The outbreak of World War II and compulsory military training
On 20 October 1939, a decade after the Scullin government abolished universal military training, and some six weeks after Australia had entered World War II, Prime Minister Robert Menzies issued a press statement announcing the reintroduction of compulsory military training with effect from 1 January 1940. The arrangements required unmarried men turning 21 in the call up period to undertake three months training with the militia.
In a statement to Parliament on 15 November Menzies noted that the War Cabinet had determined that the militia forces needed to be kept at an adequately trained strength of not less than 75,000 men. He added:
there is, I believe, a growing recognition of the fact that military training for the defence of Australia should be a normal part of our civic life, and that if it is to be just and democratic, it should be made compulsory.
Australian Labor Party policy in Opposition and Government

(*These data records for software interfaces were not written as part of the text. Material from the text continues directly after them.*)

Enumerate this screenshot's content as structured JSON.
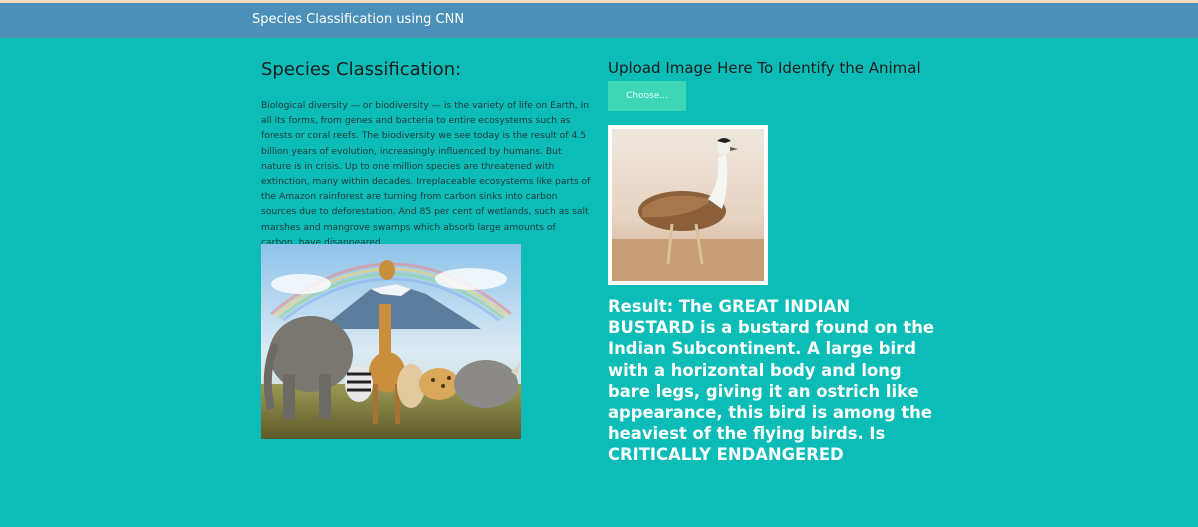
{
  "navbar": {
    "brand": "Species Classification using CNN"
  },
  "intro": {
    "title": "Species Classification:",
    "description": "Biological diversity — or biodiversity — is the variety of life on Earth, in all its forms, from genes and bacteria to entire ecosystems such as forests or coral reefs. The biodiversity we see today is the result of 4.5 billion years of evolution, increasingly influenced by humans. But nature is in crisis. Up to one million species are threatened with extinction, many within decades. Irreplaceable ecosystems like parts of the Amazon rainforest are turning from carbon sinks into carbon sources due to deforestation. And 85 per cent of wetlands, such as salt marshes and mangrove swamps which absorb large amounts of carbon, have disappeared."
  },
  "upload": {
    "heading": "Upload Image Here To Identify the Animal",
    "button_label": "Choose..."
  },
  "result": {
    "text": "Result: The GREAT INDIAN BUSTARD is a bustard found on the Indian Subcontinent. A large bird with a horizontal body and long bare legs, giving it an ostrich like appearance, this bird is among the heaviest of the flying birds. Is CRITICALLY ENDANGERED"
  },
  "colors": {
    "page_bg": "#0cbcb6",
    "navbar_bg": "#4a90b8",
    "button_bg": "#3dd6b7"
  }
}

Opposition Leader and leader of the Australian Labor Party (ALP), John Curtin, voiced opposition in Parliament to the move by the Menzies Government and reiterated ALP opposition to compulsory military service overseas.

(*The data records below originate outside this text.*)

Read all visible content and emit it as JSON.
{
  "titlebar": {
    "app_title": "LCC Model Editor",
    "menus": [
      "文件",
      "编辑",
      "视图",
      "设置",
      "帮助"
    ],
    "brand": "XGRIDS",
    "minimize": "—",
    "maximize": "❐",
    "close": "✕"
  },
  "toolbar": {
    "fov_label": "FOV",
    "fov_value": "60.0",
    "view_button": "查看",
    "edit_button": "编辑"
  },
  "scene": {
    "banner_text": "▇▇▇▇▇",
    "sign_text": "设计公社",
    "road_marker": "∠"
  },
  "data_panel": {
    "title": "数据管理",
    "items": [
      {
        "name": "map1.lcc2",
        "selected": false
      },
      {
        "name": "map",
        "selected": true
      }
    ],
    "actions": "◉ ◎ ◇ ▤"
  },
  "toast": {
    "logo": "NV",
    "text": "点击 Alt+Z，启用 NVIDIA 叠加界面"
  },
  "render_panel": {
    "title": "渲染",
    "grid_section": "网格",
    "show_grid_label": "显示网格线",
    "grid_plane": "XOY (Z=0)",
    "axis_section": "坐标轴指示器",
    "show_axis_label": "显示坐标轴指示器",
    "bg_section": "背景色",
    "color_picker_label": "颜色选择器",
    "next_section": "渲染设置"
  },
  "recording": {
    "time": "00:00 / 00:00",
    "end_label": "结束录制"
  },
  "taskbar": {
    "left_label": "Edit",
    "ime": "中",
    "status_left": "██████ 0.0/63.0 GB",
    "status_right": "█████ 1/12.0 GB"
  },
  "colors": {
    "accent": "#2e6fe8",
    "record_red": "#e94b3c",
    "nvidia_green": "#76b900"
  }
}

As Prime Minister, and faced with the growing threat caused to Australia by the course of World War II during 1942, Curtin sought to amend the ALP platform in order to allow members of the militia to serve overseas. On 5 January 1943 the Federal Conference of the ALP passed the following resolution:
That, having regard to the paramount necessity of Australia’s defence, the Government be authorised to add to the definition of the territories to which the Defence Act extends the following words: ‘and such other territories in the South-west Pacific Area as the Governor-General proclaims as being territories associated with the defence of Australia’.
On 26 January 1943 War Cabinet approved a bill to give effect to the motion. The Defence (Citizen Military Forces) Act provided for the use of Australian conscripts in the South-Western Pacific Zone (SWPZ) during the period of war. The Act also provided that this approval would lapse within six months of Australia ceasing to be involved in hostilities.
Records about compulsory training 1939–45 held in Canberra
Records in our collection document several aspects of this phase of military training – the development of legislation, requests for exemption and release from or deferment of compulsory training, the application of the scheme in various industries and the liability of Australians overseas. The items listed here are only a selection.
For more information
Other information relating to compulsory military training and national service: